WHAT IS NEEDED => Before copying, remove every picture, and then repeat all entries below precisely as written.
____________________
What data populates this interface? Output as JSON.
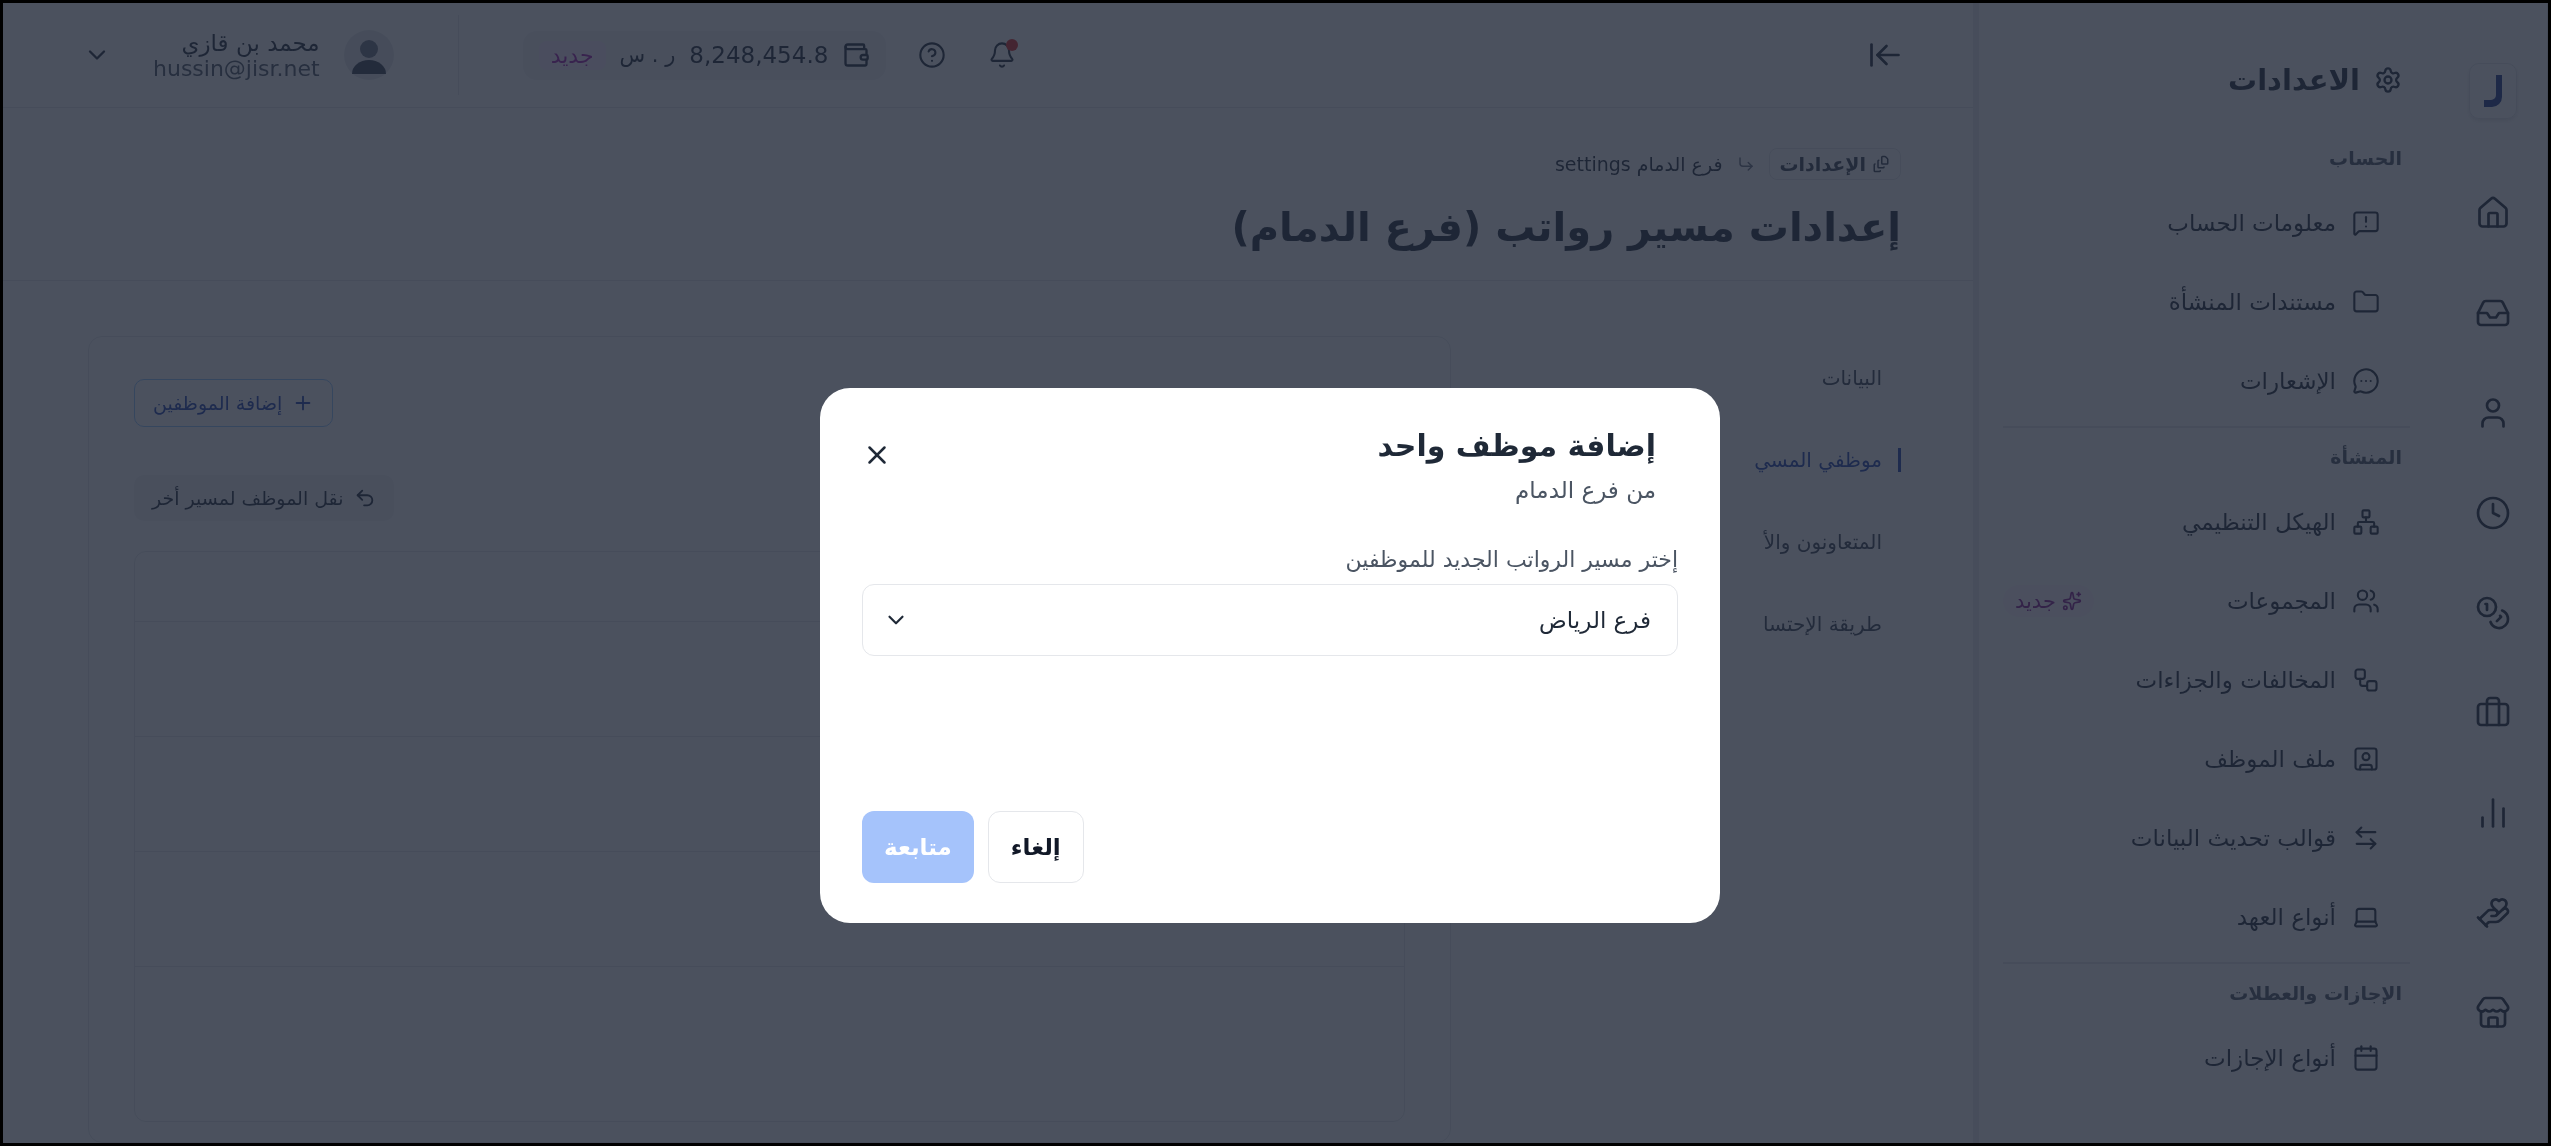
{
  "topbar": {
    "notifications": {
      "unread": true
    },
    "wallet": {
      "balance": "8,248,454.8",
      "currency": "ر . س",
      "badge": "جديد"
    },
    "user": {
      "name": "محمد بن قازي",
      "email": "hussin@jisr.net"
    }
  },
  "breadcrumb": [
    {
      "kind": "chip",
      "label": "الإعدادات"
    },
    {
      "kind": "text",
      "label": "فرع الدمام settings"
    }
  ],
  "page_title": "إعدادات مسير رواتب (فرع الدمام)",
  "actions": [
    {
      "kind": "outline",
      "label": "إضافة الموظفين"
    },
    {
      "kind": "ghost",
      "label": "نقل الموظف لمسير أخر"
    }
  ],
  "section_tabs": [
    {
      "label": "البيانات",
      "selected": false
    },
    {
      "label": "موظفي المسي",
      "selected": true
    },
    {
      "label": "المتعاونون والأ",
      "selected": false
    },
    {
      "label": "طريقة الإحتسا",
      "selected": false
    }
  ],
  "modal": {
    "title": "إضافة موظف واحد",
    "subtitle": "من فرع الدمام",
    "field_label": "إختر مسير الرواتب الجديد للموظفين",
    "select_value": "فرع الرياض",
    "buttons": [
      {
        "kind": "secondary",
        "label": "إلغاء",
        "disabled": false
      },
      {
        "kind": "primary",
        "label": "متابعة",
        "disabled": true
      }
    ]
  },
  "settings_nav": {
    "title": "الاعدادات",
    "groups": [
      {
        "title": "الحساب",
        "items": [
          {
            "label": "معلومات الحساب"
          },
          {
            "label": "مستندات المنشأة"
          },
          {
            "label": "الإشعارات"
          }
        ]
      },
      {
        "title": "المنشأة",
        "items": [
          {
            "label": "الهيكل التنظيمي"
          },
          {
            "label": "المجموعات",
            "badge": "جديد"
          },
          {
            "label": "المخالفات والجزاءات"
          },
          {
            "label": "ملف الموظف"
          },
          {
            "label": "قوالب تحديث البيانات"
          },
          {
            "label": "أنواع العهد"
          }
        ]
      },
      {
        "title": "الإجازات والعطلات",
        "items": [
          {
            "label": "أنواع الإجازات"
          }
        ]
      }
    ]
  }
}
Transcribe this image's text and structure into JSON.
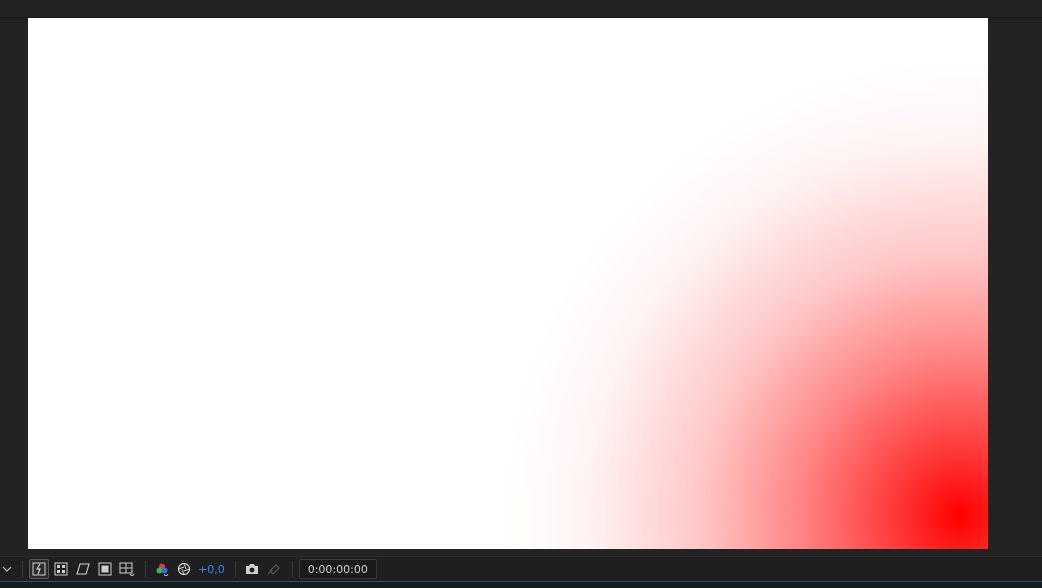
{
  "viewer": {
    "background_color": "#232323",
    "frame_color": "#ffffff",
    "gradient_color": "#ff0000"
  },
  "toolbar": {
    "exposure_value": "+0,0",
    "exposure_color": "#2d8ceb",
    "current_time": "0:00:00:00",
    "icons": [
      "chevron-down-icon",
      "fast-previews-icon",
      "transparency-grid-icon",
      "mask-path-visibility-icon",
      "region-of-interest-icon",
      "grid-guides-icon",
      "show-channel-icon",
      "reset-exposure-icon",
      "snapshot-camera-icon",
      "show-snapshot-icon"
    ]
  }
}
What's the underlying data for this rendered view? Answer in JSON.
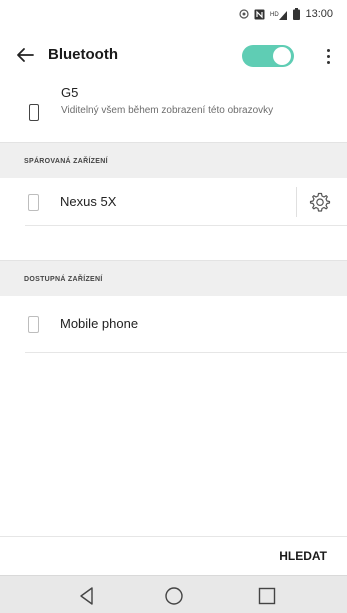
{
  "status_bar": {
    "time": "13:00",
    "icons": [
      "alarm-icon",
      "nfc-icon",
      "signal-icon",
      "battery-icon"
    ]
  },
  "header": {
    "back_icon": "arrow-left-icon",
    "title": "Bluetooth",
    "toggle_on": true,
    "toggle_color": "#5fcdb4",
    "more_icon": "vertical-dots-icon"
  },
  "own_device": {
    "name": "G5",
    "description": "Viditelný všem během zobrazení této obrazovky"
  },
  "paired_section": {
    "label": "SPÁROVANÁ ZAŘÍZENÍ",
    "devices": [
      {
        "name": "Nexus 5X",
        "icon": "phone-icon",
        "settings_icon": "gear-icon"
      }
    ]
  },
  "available_section": {
    "label": "DOSTUPNÁ ZAŘÍZENÍ",
    "devices": [
      {
        "name": "Mobile phone",
        "icon": "phone-icon"
      }
    ]
  },
  "footer": {
    "search_label": "HLEDAT"
  },
  "nav_bar": {
    "buttons": [
      "back-triangle-icon",
      "home-circle-icon",
      "recents-square-icon"
    ]
  }
}
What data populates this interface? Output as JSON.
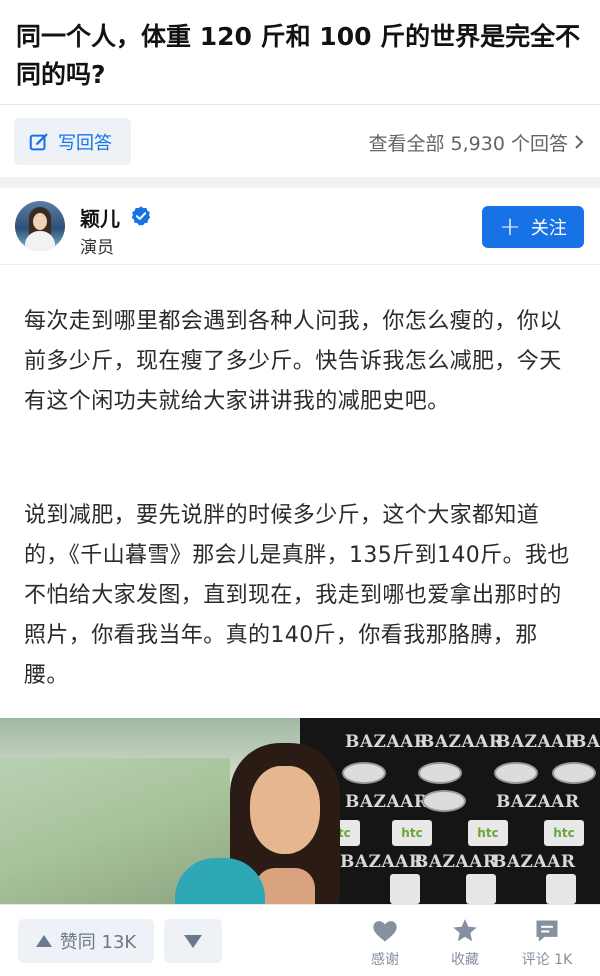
{
  "question": {
    "title": "同一个人，体重 120 斤和 100 斤的世界是完全不同的吗?"
  },
  "toolbar": {
    "write_answer_label": "写回答",
    "view_all_label": "查看全部 5,930 个回答"
  },
  "author": {
    "name": "颖儿",
    "title": "演员",
    "follow_label": "关注",
    "verified_color": "#1772e6"
  },
  "answer": {
    "paragraphs": [
      "每次走到哪里都会遇到各种人问我，你怎么瘦的，你以前多少斤，现在瘦了多少斤。快告诉我怎么减肥，今天有这个闲功夫就给大家讲讲我的减肥史吧。",
      "说到减肥，要先说胖的时候多少斤，这个大家都知道的，《千山暮雪》那会儿是真胖，135斤到140斤。我也不怕给大家发图，直到现在，我走到哪也爱拿出那时的照片，你看我当年。真的140斤，你看我那胳膊，那腰。"
    ],
    "photo_logos": {
      "brand": "BAZAAR",
      "sponsor": "htc"
    }
  },
  "bottom_bar": {
    "upvote_label": "赞同 13K",
    "thanks_label": "感谢",
    "favorite_label": "收藏",
    "comment_label": "评论 1K"
  },
  "colors": {
    "accent": "#1772e6",
    "icon_gray": "#8590a0"
  }
}
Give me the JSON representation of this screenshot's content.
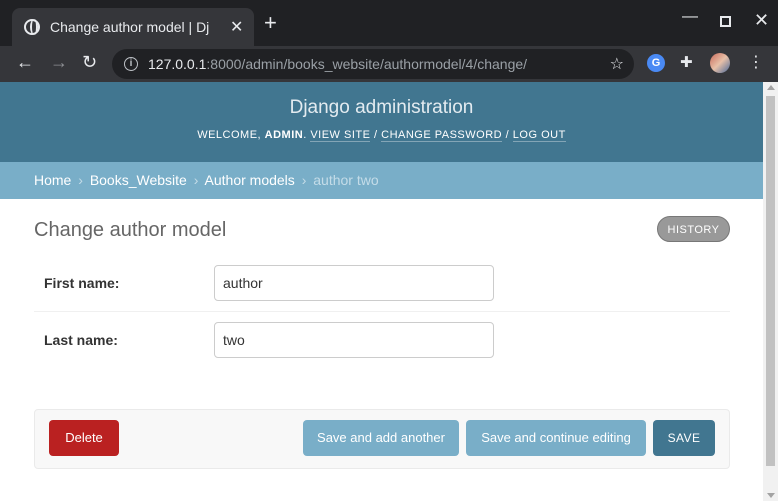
{
  "browser": {
    "tab_title": "Change author model | Dj",
    "tab_close": "✕",
    "new_tab": "+",
    "window": {
      "minimize": "—",
      "close": "✕"
    },
    "nav": {
      "back": "←",
      "forward": "→",
      "reload": "↻"
    },
    "url_host": "127.0.0.1",
    "url_rest": ":8000/admin/books_website/authormodel/4/change/",
    "star": "☆",
    "ext_g": "G",
    "ext_puzzle": "✚",
    "menu": "⋮"
  },
  "header": {
    "branding": "Django administration",
    "welcome": "Welcome, ",
    "user": "admin",
    "dot": ". ",
    "view_site": "View site",
    "sep1": " / ",
    "change_password": "Change password",
    "sep2": " / ",
    "log_out": "Log out"
  },
  "breadcrumbs": {
    "home": "Home",
    "app": "Books_Website",
    "model": "Author models",
    "current": "author two",
    "sep": "›"
  },
  "page": {
    "title": "Change author model",
    "history": "HISTORY"
  },
  "form": {
    "first_name": {
      "label": "First name:",
      "value": "author"
    },
    "last_name": {
      "label": "Last name:",
      "value": "two"
    }
  },
  "submit": {
    "delete": "Delete",
    "save_add": "Save and add another",
    "save_continue": "Save and continue editing",
    "save": "SAVE"
  },
  "colors": {
    "header_bg": "#417690",
    "breadcrumb_bg": "#79aec8",
    "delete_bg": "#ba2121",
    "save_bg": "#417690"
  }
}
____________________
RESPONSE =>
What data populates this interface? Output as JSON.
{
  "topbar": {
    "notifications": {
      "unread": true
    },
    "wallet": {
      "balance": "8,248,454.8",
      "currency": "ر . س",
      "badge": "جديد"
    },
    "user": {
      "name": "محمد بن قازي",
      "email": "hussin@jisr.net"
    }
  },
  "breadcrumb": [
    {
      "kind": "chip",
      "label": "الإعدادات"
    },
    {
      "kind": "text",
      "label": "فرع الدمام settings"
    }
  ],
  "page_title": "إعدادات مسير رواتب (فرع الدمام)",
  "actions": [
    {
      "kind": "outline",
      "label": "إضافة الموظفين"
    },
    {
      "kind": "ghost",
      "label": "نقل الموظف لمسير أخر"
    }
  ],
  "section_tabs": [
    {
      "label": "البيانات",
      "selected": false
    },
    {
      "label": "موظفي المسي",
      "selected": true
    },
    {
      "label": "المتعاونون والأ",
      "selected": false
    },
    {
      "label": "طريقة الإحتسا",
      "selected": false
    }
  ],
  "modal": {
    "title": "إضافة موظف واحد",
    "subtitle": "من فرع الدمام",
    "field_label": "إختر مسير الرواتب الجديد للموظفين",
    "select_value": "فرع الرياض",
    "buttons": [
      {
        "kind": "secondary",
        "label": "إلغاء",
        "disabled": false
      },
      {
        "kind": "primary",
        "label": "متابعة",
        "disabled": true
      }
    ]
  },
  "settings_nav": {
    "title": "الاعدادات",
    "groups": [
      {
        "title": "الحساب",
        "items": [
          {
            "label": "معلومات الحساب"
          },
          {
            "label": "مستندات المنشأة"
          },
          {
            "label": "الإشعارات"
          }
        ]
      },
      {
        "title": "المنشأة",
        "items": [
          {
            "label": "الهيكل التنظيمي"
          },
          {
            "label": "المجموعات",
            "badge": "جديد"
          },
          {
            "label": "المخالفات والجزاءات"
          },
          {
            "label": "ملف الموظف"
          },
          {
            "label": "قوالب تحديث البيانات"
          },
          {
            "label": "أنواع العهد"
          }
        ]
      },
      {
        "title": "الإجازات والعطلات",
        "items": [
          {
            "label": "أنواع الإجازات"
          }
        ]
      }
    ]
  }
}
Transcribe this image's text and structure into JSON.
{
  "viewer": {
    "background_color": "#232323",
    "frame_color": "#ffffff",
    "gradient_color": "#ff0000"
  },
  "toolbar": {
    "exposure_value": "+0,0",
    "exposure_color": "#2d8ceb",
    "current_time": "0:00:00:00",
    "icons": [
      "chevron-down-icon",
      "fast-previews-icon",
      "transparency-grid-icon",
      "mask-path-visibility-icon",
      "region-of-interest-icon",
      "grid-guides-icon",
      "show-channel-icon",
      "reset-exposure-icon",
      "snapshot-camera-icon",
      "show-snapshot-icon"
    ]
  }
}
What's the underlying data for this rendered view? Answer in JSON.
{
  "status_bar": {
    "time": "13:00",
    "icons": [
      "alarm-icon",
      "nfc-icon",
      "signal-icon",
      "battery-icon"
    ]
  },
  "header": {
    "back_icon": "arrow-left-icon",
    "title": "Bluetooth",
    "toggle_on": true,
    "toggle_color": "#5fcdb4",
    "more_icon": "vertical-dots-icon"
  },
  "own_device": {
    "name": "G5",
    "description": "Viditelný všem během zobrazení této obrazovky"
  },
  "paired_section": {
    "label": "SPÁROVANÁ ZAŘÍZENÍ",
    "devices": [
      {
        "name": "Nexus 5X",
        "icon": "phone-icon",
        "settings_icon": "gear-icon"
      }
    ]
  },
  "available_section": {
    "label": "DOSTUPNÁ ZAŘÍZENÍ",
    "devices": [
      {
        "name": "Mobile phone",
        "icon": "phone-icon"
      }
    ]
  },
  "footer": {
    "search_label": "HLEDAT"
  },
  "nav_bar": {
    "buttons": [
      "back-triangle-icon",
      "home-circle-icon",
      "recents-square-icon"
    ]
  }
}
What data populates this interface? Output as JSON.
{
  "question": {
    "title": "同一个人，体重 120 斤和 100 斤的世界是完全不同的吗?"
  },
  "toolbar": {
    "write_answer_label": "写回答",
    "view_all_label": "查看全部 5,930 个回答"
  },
  "author": {
    "name": "颖儿",
    "title": "演员",
    "follow_label": "关注",
    "verified_color": "#1772e6"
  },
  "answer": {
    "paragraphs": [
      "每次走到哪里都会遇到各种人问我，你怎么瘦的，你以前多少斤，现在瘦了多少斤。快告诉我怎么减肥，今天有这个闲功夫就给大家讲讲我的减肥史吧。",
      "说到减肥，要先说胖的时候多少斤，这个大家都知道的，《千山暮雪》那会儿是真胖，135斤到140斤。我也不怕给大家发图，直到现在，我走到哪也爱拿出那时的照片，你看我当年。真的140斤，你看我那胳膊，那腰。"
    ],
    "photo_logos": {
      "brand": "BAZAAR",
      "sponsor": "htc"
    }
  },
  "bottom_bar": {
    "upvote_label": "赞同 13K",
    "thanks_label": "感谢",
    "favorite_label": "收藏",
    "comment_label": "评论 1K"
  },
  "colors": {
    "accent": "#1772e6",
    "icon_gray": "#8590a0"
  }
}
Give me the JSON representation of this screenshot's content.
{
  "browser": {
    "tab_title": "Change author model | Dj",
    "tab_close": "✕",
    "new_tab": "+",
    "window": {
      "minimize": "—",
      "close": "✕"
    },
    "nav": {
      "back": "←",
      "forward": "→",
      "reload": "↻"
    },
    "url_host": "127.0.0.1",
    "url_rest": ":8000/admin/books_website/authormodel/4/change/",
    "star": "☆",
    "ext_g": "G",
    "ext_puzzle": "✚",
    "menu": "⋮"
  },
  "header": {
    "branding": "Django administration",
    "welcome": "Welcome, ",
    "user": "admin",
    "dot": ". ",
    "view_site": "View site",
    "sep1": " / ",
    "change_password": "Change password",
    "sep2": " / ",
    "log_out": "Log out"
  },
  "breadcrumbs": {
    "home": "Home",
    "app": "Books_Website",
    "model": "Author models",
    "current": "author two",
    "sep": "›"
  },
  "page": {
    "title": "Change author model",
    "history": "HISTORY"
  },
  "form": {
    "first_name": {
      "label": "First name:",
      "value": "author"
    },
    "last_name": {
      "label": "Last name:",
      "value": "two"
    }
  },
  "submit": {
    "delete": "Delete",
    "save_add": "Save and add another",
    "save_continue": "Save and continue editing",
    "save": "SAVE"
  },
  "colors": {
    "header_bg": "#417690",
    "breadcrumb_bg": "#79aec8",
    "delete_bg": "#ba2121",
    "save_bg": "#417690"
  }
}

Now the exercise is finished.